Geophysical inspection in boreholes, supported wells

and groundwater monitoring wells

Our measuremts are based on the common geophysical methods listed below . It is possible to expand the investigation program for complex problems




 Measuring methods Exploration objective
Gamma logs 

 Gamma logs record the amount of natural gamma radiation emitted by the rocks surrounding the borehole. The most significant naturally occurring sources of gamma radiation are potassium-40 and daughter products of the uranium- and thorium-decay series. Clay- and shale-bearing rocks commonly emit relatively high gamma radiation because they include weathering products of potassium feldspar and mica and tend to concentrate uranium and thorium by ion absorption and exchange.


Focused resistivity logs

 Resistivity logs record the electrical resistivity of the borehole environment and surrounding rocks and water as measured by variably spaced potential electrodes on the logging probe.Resistivity logs are affected by bed thickness, borehole diameter, and borehole fluid and can only be collected in water- or mud-filled open holes. Electrical conductivity and resistivity are affected by the porosity, permeability, and clay content of the rocks and by the dissolved-solids concentration of the water within the rocks. 

Spontaneus-potential logs 

 Spontaneous-potential logs record potentials or voltages developed between the borehole fluid and the surrounding rock and fluids. Spontaneous-potential logs can be used in the determination of lithology. Collection of spontaneous-potential logs is limited to water- or mud-filled open holes. 

Magnetic susceptibility logs

 The magnetic susceptibility (MS) of a volume of rock is a function of the amount of magnetic minerals, (mainly magnetite and pyrhotite), contained within the rock. MS measurements can provide a rapid estimate of the ferromagnetism of the rock. These measurements can be interpreted to reflect lithological changes, degree of homogeneity and the presence of alteration zones in the rock mass. Although the construction of the well or metallic remains in a borehole are detectable. 

Caliper logs

 Caliper logs record borehole diameter. Changes in borehole diameter are related to well construction, such as casing or drilling-bit size, and to fracturing or caving along the borehole wall. Because borehole diameter commonly affects log response, the caliper log is useful in the analysis of other geophysical logs, including interpretation of flowmeter logs. 

Borehole deviation 

 It reports borehole inclination, bearing, true vertical depth, northing, and easting. These parameters are calculated in real time using the quantities measured by the probe. 

Flowmeter logs 

 Flowmeter logs record the direction and rate of vertical flow in the borehole. Borehole-flow rates can be calculated from downhole-velocity measurements and borehole diameter recorded by the caliper log. Flowmeter logs can be collected under non-pumping and(or) pumping conditions. Impeller flowmeters are the most widely used. 

Packer flowmeter logs 

 This advanced flowmeter tool for boreholes have included devices for use in well bores with packers.
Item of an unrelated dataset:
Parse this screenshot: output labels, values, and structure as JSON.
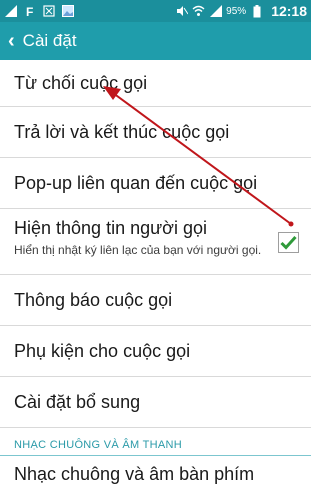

Such flowmeters generally include a passageway open at inlet and outlet orifices to the exterior of the tool and a spinner section which measures the rate of fluid flow through the passageway. So it is able to detect the flowrates through the filter and the backfill for inspection and regeneration. 

Temperature logs 

 Temperature logs record the water temperature in the borehole. Temperature logs are useful for delineating water-bearing zones and identifying vertical flow in the borehole between zones of differing hydraulic head penetrated by wells. Borehole flow between zones is indicated by temperature gradients that are less than the regional geothermal gradient. 

Fluid resistivity logs

 Fluid-resistivity logs record the electric resistivity of water in the borehole. Changes in fluid resistivity reflect differences in dissolved-solids concentration of water. Fluid-resistivity logs are useful for delineating water-bearing zones and identifying vertical flow in the borehole. 


 A form of resitivity log used in production logging for the study of tracer movements and, therefore, fluid movements in the immediate vicinity of the well bore (e.g., in casing. tubing, annulus, open hole). Usually a calculated amount of salt are ejected into the fluid phase to be studied, and the direction and velocity of the introduced slug is monitored over different parts of the well bore. Tracer logs are helpful in estimating fluid flowrates, points of fluid exit or entry into the well bore, crossflow, leaks, etc. 

Discrete level sampling

 At sites where discrete level sampling has been successful, a detectable stratification of water chemistry existed within screened intervals. This fact implies that little vertical mixing occurred in the screened intervals and that the water at discrete depths had equilibrated to the groundwater chemistry at the corresponding depth. Discrete level sampling strategies are appropriate if no vertical gradients exist in the well column and when lateral groundwater flow is sufficient to re-establish lateral chemical equilibrium after any previous activities that would mix the water in the well column, such as purging. The approach is useful to delineate areas of concentrated contaminants and plume boundaries in vertical profile. Stratification can only be detected if the water column is relatively undisturbed during sampling and all discrete level sampling techniques employ minimal or no purging. 


(temperature measurement while sinking water level)

 Directly proof of hydraulic effectivity of of sealing tubes